Infantry in Action

Slide 1
U.S. Army Rangers prepare for extraction from their objective during training at Fort Hunter Liggett, Calif., on 30 January 2014. (Photo by SPC Steven Hitchcock)

Infantry in Action

Slide 2
Paratroopers from 4th Brigade Combat Team, 82nd Airborne Division conduct an airfield seizure on 21 June 2013. (Photo by SGT Juan F. Jimenez)

Infantry in Action

Slide 3
Paratroopers of the 2nd Battalion, 325th Airborne Infantry Regiment conduct live-fire training on Fort Bragg, N.C., 9 September 2013. (Photo by SSG Jason Hull)

Infantry in Action
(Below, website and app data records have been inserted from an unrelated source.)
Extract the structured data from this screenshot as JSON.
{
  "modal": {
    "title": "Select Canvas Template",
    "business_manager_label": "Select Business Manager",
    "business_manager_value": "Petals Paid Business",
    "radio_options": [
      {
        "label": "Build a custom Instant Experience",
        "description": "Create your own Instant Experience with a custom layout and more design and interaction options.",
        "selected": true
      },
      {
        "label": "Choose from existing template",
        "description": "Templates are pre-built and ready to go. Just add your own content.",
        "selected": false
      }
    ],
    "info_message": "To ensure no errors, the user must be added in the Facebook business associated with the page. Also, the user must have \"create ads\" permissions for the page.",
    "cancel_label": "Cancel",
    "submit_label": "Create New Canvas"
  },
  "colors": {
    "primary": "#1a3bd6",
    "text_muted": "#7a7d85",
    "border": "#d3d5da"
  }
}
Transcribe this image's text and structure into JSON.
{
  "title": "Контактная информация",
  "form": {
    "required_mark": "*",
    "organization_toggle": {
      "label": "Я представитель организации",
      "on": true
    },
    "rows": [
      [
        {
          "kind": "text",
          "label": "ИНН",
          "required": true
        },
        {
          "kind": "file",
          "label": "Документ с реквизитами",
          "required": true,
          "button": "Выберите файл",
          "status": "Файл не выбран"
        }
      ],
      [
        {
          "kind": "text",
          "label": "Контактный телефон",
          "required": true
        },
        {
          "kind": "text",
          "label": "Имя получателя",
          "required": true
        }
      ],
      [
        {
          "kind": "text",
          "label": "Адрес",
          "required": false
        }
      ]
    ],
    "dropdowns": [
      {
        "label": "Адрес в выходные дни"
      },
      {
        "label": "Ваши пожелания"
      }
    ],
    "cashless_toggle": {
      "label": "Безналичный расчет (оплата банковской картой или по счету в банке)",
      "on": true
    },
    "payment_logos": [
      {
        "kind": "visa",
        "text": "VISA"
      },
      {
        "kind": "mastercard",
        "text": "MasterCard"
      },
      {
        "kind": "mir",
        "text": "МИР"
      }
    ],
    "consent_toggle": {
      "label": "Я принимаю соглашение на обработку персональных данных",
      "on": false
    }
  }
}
Slide 4
Soldiers with the 5th Battalion, 20th Infantry Regiment, 3rd Stryker Brigade Combat Team, 2nd Infantry Division, take to the road during a joint platoon exercise at the Yakima Training Center, Wash., Sept. 16, 2013. Rising Thunder is a U.S. Army-hosted exercise designed to build interoperability between I Corps, the 7th Infantry Division and the Japan Ground Self-Defense Force. (Photo by SGT Austan Owen)